Sailor is still listed in the Student Sports National High School Football Record Book in several categories after a stellar 1994 season that ended with him tied for first all-time with 22 field goals in a season (22) and tied for fourth in most kicking points with 105 (22 field goals and 39 PATs).
He's also tied for thirteenth all-time with 33 career field goals.
Interestingly, Sailor's kicking career began his sophomore year at Sherman Oaks when a gym teacher saw him goofing around with a football.
"I played soccer all my life," he explains, "and a P.E. teacher saw me messing around and asked me a week before the season started if I'd be interested in kicking for the team as they didn't have a kicker. I ended up going five of 12 that year with a 50 yarder, one of nine I hit over 50 in high school."
By his senior year, Sailor was recognized as one of the best kickers in the nation after he helped his team to a 14-0 record and CIF Div. III title. He was named a Cal-Hi Sports all-stater after hitting field goals of 58, 57 and 54 yards that year.
Sailor had scholarship offers from dozens of schools but only tripped to UCLA, Cal and Colorado State. He canceled official visits to Stanford ("going through a coaching change") and Notre Dame ("too cold") before picking the nearby Bruins.
At UCLA he immediately stepped in and took over the punting duties, ranking third in the Pac 10 and 17th in the NCAA.
As a sophomore, Sailor averaged 41.6 yards on his 66 punts and put a third of those (22) inside the 20-yard line. Amazingly, he had only three touchbacks.
By his junior year, the SoCal native had added place kicking duties to his resume and finished the season being named 1st team All-American for punting and kicking in addition to being honored as a second team Academic All-American.
That year, 1997, he made 15 consecutive field goals and had a spectacular game at Oregon when he made all four of his field goal attempts including a 56-yarder with 1:51 left in the game that helped UCLA down the Ducks.

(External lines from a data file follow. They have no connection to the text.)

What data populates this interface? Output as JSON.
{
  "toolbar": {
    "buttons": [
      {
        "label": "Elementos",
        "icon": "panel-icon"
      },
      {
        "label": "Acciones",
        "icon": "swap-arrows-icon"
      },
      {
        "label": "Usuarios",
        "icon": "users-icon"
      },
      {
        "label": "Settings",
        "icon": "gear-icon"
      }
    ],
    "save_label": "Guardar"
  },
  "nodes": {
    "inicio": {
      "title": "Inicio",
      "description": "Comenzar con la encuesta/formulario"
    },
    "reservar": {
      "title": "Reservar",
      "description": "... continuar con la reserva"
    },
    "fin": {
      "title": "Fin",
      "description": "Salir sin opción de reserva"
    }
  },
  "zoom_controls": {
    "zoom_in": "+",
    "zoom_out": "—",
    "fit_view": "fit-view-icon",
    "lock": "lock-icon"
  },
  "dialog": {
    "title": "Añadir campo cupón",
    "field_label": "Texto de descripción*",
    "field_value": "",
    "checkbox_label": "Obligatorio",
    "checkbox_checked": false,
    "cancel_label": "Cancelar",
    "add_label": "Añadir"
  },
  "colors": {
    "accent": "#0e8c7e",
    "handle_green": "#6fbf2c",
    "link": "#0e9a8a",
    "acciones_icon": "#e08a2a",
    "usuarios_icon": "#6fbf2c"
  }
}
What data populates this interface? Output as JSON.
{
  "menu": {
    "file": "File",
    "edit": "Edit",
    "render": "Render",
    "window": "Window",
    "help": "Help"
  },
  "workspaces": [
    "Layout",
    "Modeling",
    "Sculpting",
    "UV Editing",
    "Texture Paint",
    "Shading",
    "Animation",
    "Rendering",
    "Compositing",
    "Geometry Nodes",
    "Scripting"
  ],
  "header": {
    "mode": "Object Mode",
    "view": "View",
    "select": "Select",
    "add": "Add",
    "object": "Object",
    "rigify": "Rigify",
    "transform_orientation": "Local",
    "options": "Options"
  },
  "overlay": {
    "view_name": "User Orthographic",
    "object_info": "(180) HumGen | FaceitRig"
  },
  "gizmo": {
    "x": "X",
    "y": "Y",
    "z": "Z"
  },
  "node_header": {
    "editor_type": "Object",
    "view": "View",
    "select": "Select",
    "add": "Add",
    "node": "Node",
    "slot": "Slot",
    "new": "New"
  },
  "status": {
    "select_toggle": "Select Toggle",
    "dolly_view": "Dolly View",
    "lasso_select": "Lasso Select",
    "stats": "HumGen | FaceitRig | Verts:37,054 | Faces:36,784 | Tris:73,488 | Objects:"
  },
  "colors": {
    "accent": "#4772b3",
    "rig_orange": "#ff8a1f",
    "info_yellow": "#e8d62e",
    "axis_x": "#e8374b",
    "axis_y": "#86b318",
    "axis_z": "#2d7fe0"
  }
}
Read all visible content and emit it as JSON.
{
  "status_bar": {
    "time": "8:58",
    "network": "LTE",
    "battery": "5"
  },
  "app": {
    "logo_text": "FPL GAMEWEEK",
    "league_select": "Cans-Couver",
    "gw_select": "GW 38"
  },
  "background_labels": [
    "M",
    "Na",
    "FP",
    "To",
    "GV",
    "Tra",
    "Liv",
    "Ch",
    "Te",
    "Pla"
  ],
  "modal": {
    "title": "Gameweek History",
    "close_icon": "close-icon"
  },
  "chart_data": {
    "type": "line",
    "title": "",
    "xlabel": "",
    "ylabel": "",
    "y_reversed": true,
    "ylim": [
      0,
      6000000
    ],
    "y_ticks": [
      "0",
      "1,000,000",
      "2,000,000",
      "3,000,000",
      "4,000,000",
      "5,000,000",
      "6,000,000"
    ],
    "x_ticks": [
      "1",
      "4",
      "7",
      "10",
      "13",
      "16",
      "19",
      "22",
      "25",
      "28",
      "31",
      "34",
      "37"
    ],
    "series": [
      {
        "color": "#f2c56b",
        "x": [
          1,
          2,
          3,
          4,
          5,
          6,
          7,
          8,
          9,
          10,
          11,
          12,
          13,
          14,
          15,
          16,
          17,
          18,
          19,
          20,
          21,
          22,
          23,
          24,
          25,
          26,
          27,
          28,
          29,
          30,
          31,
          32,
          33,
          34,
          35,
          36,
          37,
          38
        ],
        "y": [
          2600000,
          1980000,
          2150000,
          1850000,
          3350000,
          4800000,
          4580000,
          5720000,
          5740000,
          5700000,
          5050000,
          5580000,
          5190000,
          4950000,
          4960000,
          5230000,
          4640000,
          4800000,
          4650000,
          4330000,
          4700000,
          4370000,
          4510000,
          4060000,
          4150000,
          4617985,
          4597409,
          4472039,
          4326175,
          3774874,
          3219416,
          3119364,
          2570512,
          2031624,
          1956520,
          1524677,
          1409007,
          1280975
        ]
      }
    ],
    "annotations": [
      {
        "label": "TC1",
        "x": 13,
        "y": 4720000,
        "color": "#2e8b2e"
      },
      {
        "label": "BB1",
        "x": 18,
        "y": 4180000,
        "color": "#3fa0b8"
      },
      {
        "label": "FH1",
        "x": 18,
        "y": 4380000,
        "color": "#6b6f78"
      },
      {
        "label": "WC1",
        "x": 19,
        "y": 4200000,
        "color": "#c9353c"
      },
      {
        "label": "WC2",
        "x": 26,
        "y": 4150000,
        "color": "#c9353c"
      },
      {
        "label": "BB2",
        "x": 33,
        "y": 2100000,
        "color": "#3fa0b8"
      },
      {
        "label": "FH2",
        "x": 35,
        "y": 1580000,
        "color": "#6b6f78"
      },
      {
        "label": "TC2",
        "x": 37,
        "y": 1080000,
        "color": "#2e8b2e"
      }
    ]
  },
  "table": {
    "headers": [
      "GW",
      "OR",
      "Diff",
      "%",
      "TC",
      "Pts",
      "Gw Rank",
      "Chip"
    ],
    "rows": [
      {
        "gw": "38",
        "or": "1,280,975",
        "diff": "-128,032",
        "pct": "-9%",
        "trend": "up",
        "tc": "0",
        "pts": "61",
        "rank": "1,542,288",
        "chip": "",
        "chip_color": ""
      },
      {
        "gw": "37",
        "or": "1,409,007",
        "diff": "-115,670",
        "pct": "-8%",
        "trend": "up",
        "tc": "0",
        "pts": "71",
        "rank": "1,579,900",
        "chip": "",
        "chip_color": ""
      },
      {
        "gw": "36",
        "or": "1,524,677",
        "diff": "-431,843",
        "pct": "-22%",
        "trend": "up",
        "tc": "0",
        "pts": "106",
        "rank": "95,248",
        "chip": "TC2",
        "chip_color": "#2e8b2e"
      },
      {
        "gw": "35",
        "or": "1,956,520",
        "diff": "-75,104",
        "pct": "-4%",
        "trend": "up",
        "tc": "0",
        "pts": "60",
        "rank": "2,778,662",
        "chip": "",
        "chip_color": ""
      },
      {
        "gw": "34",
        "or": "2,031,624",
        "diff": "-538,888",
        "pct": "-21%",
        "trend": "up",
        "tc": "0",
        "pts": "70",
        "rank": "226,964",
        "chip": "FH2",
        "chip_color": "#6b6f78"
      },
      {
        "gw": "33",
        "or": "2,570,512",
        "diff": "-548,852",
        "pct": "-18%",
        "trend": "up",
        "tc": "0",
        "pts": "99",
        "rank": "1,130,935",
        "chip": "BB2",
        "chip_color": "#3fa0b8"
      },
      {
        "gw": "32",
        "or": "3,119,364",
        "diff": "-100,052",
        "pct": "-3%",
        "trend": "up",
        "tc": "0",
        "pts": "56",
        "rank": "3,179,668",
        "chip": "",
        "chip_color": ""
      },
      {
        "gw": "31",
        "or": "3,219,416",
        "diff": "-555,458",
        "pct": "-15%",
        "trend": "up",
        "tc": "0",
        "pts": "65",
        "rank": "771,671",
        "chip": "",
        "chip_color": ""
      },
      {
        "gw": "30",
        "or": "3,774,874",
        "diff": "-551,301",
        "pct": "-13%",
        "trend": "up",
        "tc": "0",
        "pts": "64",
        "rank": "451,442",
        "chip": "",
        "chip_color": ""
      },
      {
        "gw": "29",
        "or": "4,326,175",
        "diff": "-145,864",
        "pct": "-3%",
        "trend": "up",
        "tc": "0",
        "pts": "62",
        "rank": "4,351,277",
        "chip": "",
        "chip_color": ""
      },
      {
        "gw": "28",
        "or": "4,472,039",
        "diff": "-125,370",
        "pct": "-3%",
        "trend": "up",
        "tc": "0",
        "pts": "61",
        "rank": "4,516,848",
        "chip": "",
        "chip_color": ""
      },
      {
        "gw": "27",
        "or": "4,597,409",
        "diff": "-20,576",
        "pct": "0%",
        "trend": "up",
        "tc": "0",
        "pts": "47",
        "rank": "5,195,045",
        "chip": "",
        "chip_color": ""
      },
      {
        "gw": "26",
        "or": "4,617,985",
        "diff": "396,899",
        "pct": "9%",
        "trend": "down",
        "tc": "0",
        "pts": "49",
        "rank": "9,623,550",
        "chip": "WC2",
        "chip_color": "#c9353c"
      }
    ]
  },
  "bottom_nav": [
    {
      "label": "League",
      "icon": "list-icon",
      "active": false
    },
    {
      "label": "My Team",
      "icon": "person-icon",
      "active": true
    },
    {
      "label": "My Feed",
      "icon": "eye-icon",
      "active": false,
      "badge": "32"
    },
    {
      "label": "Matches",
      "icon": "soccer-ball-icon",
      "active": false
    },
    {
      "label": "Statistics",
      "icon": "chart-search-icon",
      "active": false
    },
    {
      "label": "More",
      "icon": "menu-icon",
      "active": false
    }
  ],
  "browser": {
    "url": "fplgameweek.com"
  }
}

Asked what was the highlight of his career and Sailor doesn't list a kick, but rather a team accomplishment.
"We had a 20 game winning streak during the last two seasons," he recalls, "and for me, helping my team win some of those games was the best part for me."
In 1998, Sailor capped a senior campaign doing punting, place kicking and kickoff duties and finished his collegiate career with a streak of 11 consecutive field goals. His most memorable field goal may have been one of his shortest: a 25 yarder in overtime at the Rose Bowl that sent the Ducks (again) to defeat.
Doing triple duty didn't lead to Sailor suffering in his other kicking chores. He averaged an impressive 41.0 yards on his punts and also reached the end zone on 57 of his 88 kickoffs.
After graduating with a degree in communications, Sailor has enjoyed his stint in the Arena League playing for the Oklahoma Wranglers before the team folded this year.
"The goal posts are only eight feet apart," he explains, "and it's a whole new ballgame. What's great about it is it makes you focus on consistency, having to concentrate on your mechanics and being deadly accurate."
His long-term goal remains making it to the NFL, but the athlete has been so busy "focusing on getting my camp business going" that he hasn't secured an agent to "help make calls and get tryouts."
Enjoying the teaching aspect, Sailor believes his future success after his on-field career is over will be in helping the next generation of kickers.
" The life of a kicker is often times quite frustrating," he states. "There are so many things that most go right mechanically for the ball to sail through the uprights.
I have found that the most frustrating aspect of kicking is simply not understanding why you have made a mistake which caused the ball to go wide right or left. I have been a kicker now since I was a sophomore in high school and like most kickers, I never had much coaching.
So I struggled on a daily basis trying to figure out how to make the football go straight. After years of frustration, the art of kicking now comes naturally to me."
Sailor calls his business, naturally enough, "Chris Sailer Kicking" and offers camps, private lessons and group lessons. He says his goal in teaching is simple: "I want to teach each kicker the proper mechanics so he can reach his fullest potential."
________________________________________________________________ Editor's Note: Sailor's last session for the winter, March 9 & 10, is almost full but he does have spots open. To get more information, contact him at 818-767-7188 or e-mail: email@example.com.